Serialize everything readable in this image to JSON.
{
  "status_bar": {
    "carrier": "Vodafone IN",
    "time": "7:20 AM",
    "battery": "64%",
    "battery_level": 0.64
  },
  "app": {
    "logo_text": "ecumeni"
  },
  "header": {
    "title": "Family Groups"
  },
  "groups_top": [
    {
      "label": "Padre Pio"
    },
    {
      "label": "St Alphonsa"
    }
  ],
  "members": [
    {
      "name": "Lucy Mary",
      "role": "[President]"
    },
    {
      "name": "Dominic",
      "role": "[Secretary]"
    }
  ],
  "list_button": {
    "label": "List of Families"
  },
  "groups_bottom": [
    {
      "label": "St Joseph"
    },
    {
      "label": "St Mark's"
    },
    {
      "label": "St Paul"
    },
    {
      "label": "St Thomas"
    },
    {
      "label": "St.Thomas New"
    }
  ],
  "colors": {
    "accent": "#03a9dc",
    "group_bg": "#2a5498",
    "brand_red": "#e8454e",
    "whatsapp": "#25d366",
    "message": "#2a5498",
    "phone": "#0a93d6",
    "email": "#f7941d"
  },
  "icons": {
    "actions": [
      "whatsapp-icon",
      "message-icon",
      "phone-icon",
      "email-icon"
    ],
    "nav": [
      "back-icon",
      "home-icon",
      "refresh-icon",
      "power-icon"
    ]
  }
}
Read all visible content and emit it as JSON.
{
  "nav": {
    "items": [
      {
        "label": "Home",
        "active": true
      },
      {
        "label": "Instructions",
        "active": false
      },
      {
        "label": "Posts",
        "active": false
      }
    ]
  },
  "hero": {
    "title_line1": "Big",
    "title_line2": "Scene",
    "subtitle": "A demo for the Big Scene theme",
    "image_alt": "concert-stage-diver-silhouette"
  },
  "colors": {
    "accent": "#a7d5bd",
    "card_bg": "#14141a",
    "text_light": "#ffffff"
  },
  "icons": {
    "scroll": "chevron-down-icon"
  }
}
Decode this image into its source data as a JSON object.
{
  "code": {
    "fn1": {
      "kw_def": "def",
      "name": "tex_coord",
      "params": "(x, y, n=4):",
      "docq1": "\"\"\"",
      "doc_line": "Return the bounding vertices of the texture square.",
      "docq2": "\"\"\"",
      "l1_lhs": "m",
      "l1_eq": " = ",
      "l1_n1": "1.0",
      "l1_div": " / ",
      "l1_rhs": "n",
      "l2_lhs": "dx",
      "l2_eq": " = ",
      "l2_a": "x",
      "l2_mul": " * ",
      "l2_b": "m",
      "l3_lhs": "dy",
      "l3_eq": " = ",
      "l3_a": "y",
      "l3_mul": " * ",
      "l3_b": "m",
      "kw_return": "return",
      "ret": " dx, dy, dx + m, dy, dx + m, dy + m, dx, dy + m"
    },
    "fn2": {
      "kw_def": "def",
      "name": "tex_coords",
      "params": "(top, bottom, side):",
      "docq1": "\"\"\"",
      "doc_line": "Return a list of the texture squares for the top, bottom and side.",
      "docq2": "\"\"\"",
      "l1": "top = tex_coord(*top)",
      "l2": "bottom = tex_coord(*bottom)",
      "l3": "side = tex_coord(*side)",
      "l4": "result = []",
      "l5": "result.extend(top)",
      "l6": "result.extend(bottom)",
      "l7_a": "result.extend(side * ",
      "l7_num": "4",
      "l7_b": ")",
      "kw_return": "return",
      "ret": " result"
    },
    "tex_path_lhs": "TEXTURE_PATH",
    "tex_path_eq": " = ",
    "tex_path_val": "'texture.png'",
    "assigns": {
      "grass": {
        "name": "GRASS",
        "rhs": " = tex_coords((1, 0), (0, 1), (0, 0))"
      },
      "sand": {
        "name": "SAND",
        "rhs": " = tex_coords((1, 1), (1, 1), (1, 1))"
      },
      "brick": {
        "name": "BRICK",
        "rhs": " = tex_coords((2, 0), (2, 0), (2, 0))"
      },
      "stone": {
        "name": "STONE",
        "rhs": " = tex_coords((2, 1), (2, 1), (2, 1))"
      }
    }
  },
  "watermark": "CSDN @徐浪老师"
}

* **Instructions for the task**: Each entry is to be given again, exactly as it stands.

* **Answer section**:
Serialize everything readable in this image to JSON.
{
  "status_bar": {
    "carrier": "Vodafone IN",
    "time": "7:20 AM",
    "battery": "64%",
    "battery_level": 0.64
  },
  "app": {
    "logo_text": "ecumeni"
  },
  "header": {
    "title": "Family Groups"
  },
  "groups_top": [
    {
      "label": "Padre Pio"
    },
    {
      "label": "St Alphonsa"
    }
  ],
  "members": [
    {
      "name": "Lucy Mary",
      "role": "[President]"
    },
    {
      "name": "Dominic",
      "role": "[Secretary]"
    }
  ],
  "list_button": {
    "label": "List of Families"
  },
  "groups_bottom": [
    {
      "label": "St Joseph"
    },
    {
      "label": "St Mark's"
    },
    {
      "label": "St Paul"
    },
    {
      "label": "St Thomas"
    },
    {
      "label": "St.Thomas New"
    }
  ],
  "colors": {
    "accent": "#03a9dc",
    "group_bg": "#2a5498",
    "brand_red": "#e8454e",
    "whatsapp": "#25d366",
    "message": "#2a5498",
    "phone": "#0a93d6",
    "email": "#f7941d"
  },
  "icons": {
    "actions": [
      "whatsapp-icon",
      "message-icon",
      "phone-icon",
      "email-icon"
    ],
    "nav": [
      "back-icon",
      "home-icon",
      "refresh-icon",
      "power-icon"
    ]
  }
}
Read all visible content and emit it as JSON.
{
  "nav": {
    "items": [
      {
        "label": "Home",
        "active": true
      },
      {
        "label": "Instructions",
        "active": false
      },
      {
        "label": "Posts",
        "active": false
      }
    ]
  },
  "hero": {
    "title_line1": "Big",
    "title_line2": "Scene",
    "subtitle": "A demo for the Big Scene theme",
    "image_alt": "concert-stage-diver-silhouette"
  },
  "colors": {
    "accent": "#a7d5bd",
    "card_bg": "#14141a",
    "text_light": "#ffffff"
  },
  "icons": {
    "scroll": "chevron-down-icon"
  }
}
Decode this image into its source data as a JSON object.
{
  "code": {
    "fn1": {
      "kw_def": "def",
      "name": "tex_coord",
      "params": "(x, y, n=4):",
      "docq1": "\"\"\"",
      "doc_line": "Return the bounding vertices of the texture square.",
      "docq2": "\"\"\"",
      "l1_lhs": "m",
      "l1_eq": " = ",
      "l1_n1": "1.0",
      "l1_div": " / ",
      "l1_rhs": "n",
      "l2_lhs": "dx",
      "l2_eq": " = ",
      "l2_a": "x",
      "l2_mul": " * ",
      "l2_b": "m",
      "l3_lhs": "dy",
      "l3_eq": " = ",
      "l3_a": "y",
      "l3_mul": " * ",
      "l3_b": "m",
      "kw_return": "return",
      "ret": " dx, dy, dx + m, dy, dx + m, dy + m, dx, dy + m"
    },
    "fn2": {
      "kw_def": "def",
      "name": "tex_coords",
      "params": "(top, bottom, side):",
      "docq1": "\"\"\"",
      "doc_line": "Return a list of the texture squares for the top, bottom and side.",
      "docq2": "\"\"\"",
      "l1": "top = tex_coord(*top)",
      "l2": "bottom = tex_coord(*bottom)",
      "l3": "side = tex_coord(*side)",
      "l4": "result = []",
      "l5": "result.extend(top)",
      "l6": "result.extend(bottom)",
      "l7_a": "result.extend(side * ",
      "l7_num": "4",
      "l7_b": ")",
      "kw_return": "return",
      "ret": " result"
    },
    "tex_path_lhs": "TEXTURE_PATH",
    "tex_path_eq": " = ",
    "tex_path_val": "'texture.png'",
    "assigns": {
      "grass": {
        "name": "GRASS",
        "rhs": " = tex_coords((1, 0), (0, 1), (0, 0))"
      },
      "sand": {
        "name": "SAND",
        "rhs": " = tex_coords((1, 1), (1, 1), (1, 1))"
      },
      "brick": {
        "name": "BRICK",
        "rhs": " = tex_coords((2, 0), (2, 0), (2, 0))"
      },
      "stone": {
        "name": "STONE",
        "rhs": " = tex_coords((2, 1), (2, 1), (2, 1))"
      }
    }
  },
  "watermark": "CSDN @徐浪老师"
}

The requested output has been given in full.